My uncle Jim died of cancer a few weeks ago. Hadn't seen him, or spoken to him, since his mother's funeral six years ago. At her funeral, Jim quipped with his usual sarcastic jabs how she was still bugging him about his drinking and his "cancer sticks," pestering him with her phone calls nearly to the day she died. He spoke as if her pestering had been obvious, that what she chided him about was absurd. Jim seemed to want a shrug of agreement, if not sympathy, but instead I said, "Hmmm," and barely nodded.
"See you around," he replied, but I didn't really agree with that comment either, knowing that we probably wouldn't be seeing each other around anytime soon again.
He sounded genuinely bitter toward his mother. It seemed more than just his usual sarcasm. No surprise. That was their relationship in a sentence: my grandmother nagging him about his drinking and "cancer sticks," and his automatic bitter reaction, masked with black humor. Even dead, she still bugged him, and that's what had bugged me.
What had he been so bitter about? What had she done to Jim for him to share something so personal with me; I hadn't seen him in years. Something so charged with an undercurrent of hostility? I didn't know why then, and now that my uncle is dead, I still don't know why now for sure, but I have a theory ...
Jim hated coming home because of his mother -- that I know for sure. We rarely saw him, even at Christmas, and even then he kept his distance. It was no secret that he was tipsy in our company. No secret that he smoked more than just those "cancer sticks."
Margaret, the woman Jim lived with longer than any other, said he hadn't wanted a funeral or anything to do with a church memorial, though I doubt anybody from Jim’s family, except maybe my father—Uncle Jim's little brother—would've flown out. Not because there was bad blood or some horrible falling out between them, or between Jim and my aunt Lola, his older sister, but because ... How can I describe it? Simply, there was absolutely nothing between Uncle Jim and his brother and sister. No sibling bonds, let alone rivalries. No connections. No real love. Nada.
In fact, Jim’s sister hadn't even called Jim when my father told her he had cancer, that it was probably terminal, that even with chemotherapy his prognosis was poor. I would have considered that pretty cold of my aunt, but did Jim ever contact her when she battled (and won) her awful war against breast cancer? Was that, then, the reason she hadn't called him: because he hadn't called her?
Maybe, maybe not. There were no doubt other significant life events, good and bad, that mattered over the decades, when some sibling acknowledgment would have been appropriate—births, deaths, divorces, foreclosures, accidents, graduations—when Lola's phone never rang with a good word of condolence or congratulations from Jim. Perhaps there had been too much indifference for too long from Jim to expect that she would ever reach out to him again.

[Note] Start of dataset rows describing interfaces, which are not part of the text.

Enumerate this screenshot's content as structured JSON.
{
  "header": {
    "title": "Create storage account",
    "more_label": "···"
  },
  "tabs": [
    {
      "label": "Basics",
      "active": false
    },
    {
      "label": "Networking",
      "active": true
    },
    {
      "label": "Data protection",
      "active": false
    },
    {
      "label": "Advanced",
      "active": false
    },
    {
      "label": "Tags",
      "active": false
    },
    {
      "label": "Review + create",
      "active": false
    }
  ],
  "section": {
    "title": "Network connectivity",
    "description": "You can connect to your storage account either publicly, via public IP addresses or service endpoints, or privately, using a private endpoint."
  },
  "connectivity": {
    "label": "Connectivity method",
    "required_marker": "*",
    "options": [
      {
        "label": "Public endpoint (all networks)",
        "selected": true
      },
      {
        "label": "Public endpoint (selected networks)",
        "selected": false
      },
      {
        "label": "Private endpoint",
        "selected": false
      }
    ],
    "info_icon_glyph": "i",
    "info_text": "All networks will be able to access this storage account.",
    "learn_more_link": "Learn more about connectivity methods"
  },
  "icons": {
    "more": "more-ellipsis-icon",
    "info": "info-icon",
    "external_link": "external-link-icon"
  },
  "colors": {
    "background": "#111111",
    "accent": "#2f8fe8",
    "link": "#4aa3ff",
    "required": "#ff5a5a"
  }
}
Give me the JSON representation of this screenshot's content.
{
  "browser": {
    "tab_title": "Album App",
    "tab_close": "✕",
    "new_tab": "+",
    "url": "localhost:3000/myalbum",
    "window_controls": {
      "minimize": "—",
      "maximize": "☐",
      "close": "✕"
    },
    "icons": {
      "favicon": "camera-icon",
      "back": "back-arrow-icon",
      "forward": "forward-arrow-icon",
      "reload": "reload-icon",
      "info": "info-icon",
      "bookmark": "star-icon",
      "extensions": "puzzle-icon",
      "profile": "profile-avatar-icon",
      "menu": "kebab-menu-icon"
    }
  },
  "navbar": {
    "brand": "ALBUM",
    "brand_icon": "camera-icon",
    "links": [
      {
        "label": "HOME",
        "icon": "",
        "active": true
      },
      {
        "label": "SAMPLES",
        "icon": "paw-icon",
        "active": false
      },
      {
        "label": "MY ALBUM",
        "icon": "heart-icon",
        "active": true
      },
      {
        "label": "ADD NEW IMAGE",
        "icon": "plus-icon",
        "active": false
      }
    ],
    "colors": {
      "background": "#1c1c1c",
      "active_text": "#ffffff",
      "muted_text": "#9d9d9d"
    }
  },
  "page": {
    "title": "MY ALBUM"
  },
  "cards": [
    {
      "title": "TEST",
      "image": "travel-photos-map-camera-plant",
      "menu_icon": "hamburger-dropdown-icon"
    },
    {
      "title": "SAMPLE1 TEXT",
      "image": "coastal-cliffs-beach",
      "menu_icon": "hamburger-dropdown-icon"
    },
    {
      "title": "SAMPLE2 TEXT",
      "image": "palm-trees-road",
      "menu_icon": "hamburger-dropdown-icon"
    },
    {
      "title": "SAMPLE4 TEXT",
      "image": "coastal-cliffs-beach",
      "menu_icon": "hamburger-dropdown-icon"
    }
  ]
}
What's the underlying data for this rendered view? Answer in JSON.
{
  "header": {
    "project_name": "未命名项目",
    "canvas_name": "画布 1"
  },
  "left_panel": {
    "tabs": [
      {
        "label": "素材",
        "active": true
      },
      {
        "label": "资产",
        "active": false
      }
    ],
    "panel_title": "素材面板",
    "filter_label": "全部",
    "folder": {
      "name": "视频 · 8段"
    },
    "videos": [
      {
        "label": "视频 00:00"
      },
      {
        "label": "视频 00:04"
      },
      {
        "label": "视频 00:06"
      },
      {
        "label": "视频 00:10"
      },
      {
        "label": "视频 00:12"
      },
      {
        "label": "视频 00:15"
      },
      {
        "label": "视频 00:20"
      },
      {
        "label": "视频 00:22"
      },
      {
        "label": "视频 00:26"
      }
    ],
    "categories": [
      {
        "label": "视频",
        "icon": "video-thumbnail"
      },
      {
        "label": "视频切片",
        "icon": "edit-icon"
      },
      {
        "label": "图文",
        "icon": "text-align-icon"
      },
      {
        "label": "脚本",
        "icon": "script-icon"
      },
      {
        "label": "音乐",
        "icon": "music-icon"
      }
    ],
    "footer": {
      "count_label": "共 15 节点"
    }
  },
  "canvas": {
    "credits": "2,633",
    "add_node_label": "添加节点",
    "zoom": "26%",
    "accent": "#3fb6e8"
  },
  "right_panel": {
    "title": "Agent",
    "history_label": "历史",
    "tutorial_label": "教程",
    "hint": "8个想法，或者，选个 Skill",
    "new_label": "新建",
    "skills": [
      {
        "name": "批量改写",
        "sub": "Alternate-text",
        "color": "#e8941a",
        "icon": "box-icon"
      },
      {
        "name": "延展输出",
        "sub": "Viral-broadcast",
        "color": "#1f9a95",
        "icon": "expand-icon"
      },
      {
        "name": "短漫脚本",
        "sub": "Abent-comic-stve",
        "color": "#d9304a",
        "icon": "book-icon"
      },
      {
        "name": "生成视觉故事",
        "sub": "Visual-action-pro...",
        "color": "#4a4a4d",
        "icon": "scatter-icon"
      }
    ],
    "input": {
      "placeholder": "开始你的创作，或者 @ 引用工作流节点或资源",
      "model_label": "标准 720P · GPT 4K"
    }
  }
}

Even so, despite his startling disconnection from my dad and my aunt, it’s hard to pinpoint a specific moment or incident when the silent rift of apathy between them opened wide and kept yawning wider until it effectively separated them forever …
Except perhaps for the situation with Jim’s daughter, Lori; who, assuming she’s still alive, would have no way of knowing that my uncle, her biological father, had died. I suspect she might not have wanted to know. Perhaps she'd grieved the loss of her father decades ago.
Uncle Jim severed ties with Lori when she was twelve, when his first—and first ex-wife—remarried. She'd decided that their daughter would take her new stepfather's last name, and my uncle blamed his then twelve year old daughter for that decision. The few times the delicate topic ever came up in my company, I heard him say, "She's not my daughter" or "I don't have a daughter." I never met the girl who would have been my cousin, who in old Polaroids was pretty and had pigtails. I've wondered if at times she’d wished that my uncle wasn't her father. I wonder if she told people that Uncle Jim wasn't her father, or, simply, "I don't have a father. He's dead."
If anybody knew what Lori felt about my uncle Jim, her estranged father, it would've been my grandmother, who remained in contact with Lori, exchanging birthday and Christmas cards and graduation announcements and such … until, as happens as preteens become teens and teens become young adults with lives of their own, my grandmother no longer got a birthday card or Easter greeting from Lori, and they naturally drifted apart.
Knowing my grandmother, though, I don't think it’s far-fetched to assume she nagged her son about more than just his drinking and cancer sticks, especially when she no longer heard regularly from her abandoned granddaughter, Lori.
Coming home at Christmas, then, for Uncle Jim, probably meant facing, once again, his dubious decision to remain self-exiled, divorced from his daughter. Merry fucking Christmas indeed.
I was always curious to hear Uncle Jim's side of the stories. He could spin an uproarious yarn himself, the few I heard, which were always side-splitting, at least when my disapproving grandmother wasn't in the room. But over the years, my uncle never called me, and I never even once called him. We never became close obviously, even at the end. I guess it just runs in my family. Not calling. Not caring. Not being close ...
And I'm no closer today comprehending what Jim was communicating to me then, that Fall afternoon six years ago, at Forest Lawn, when, at her funeral, he spoke so bitterly about my grandmother, his Mom.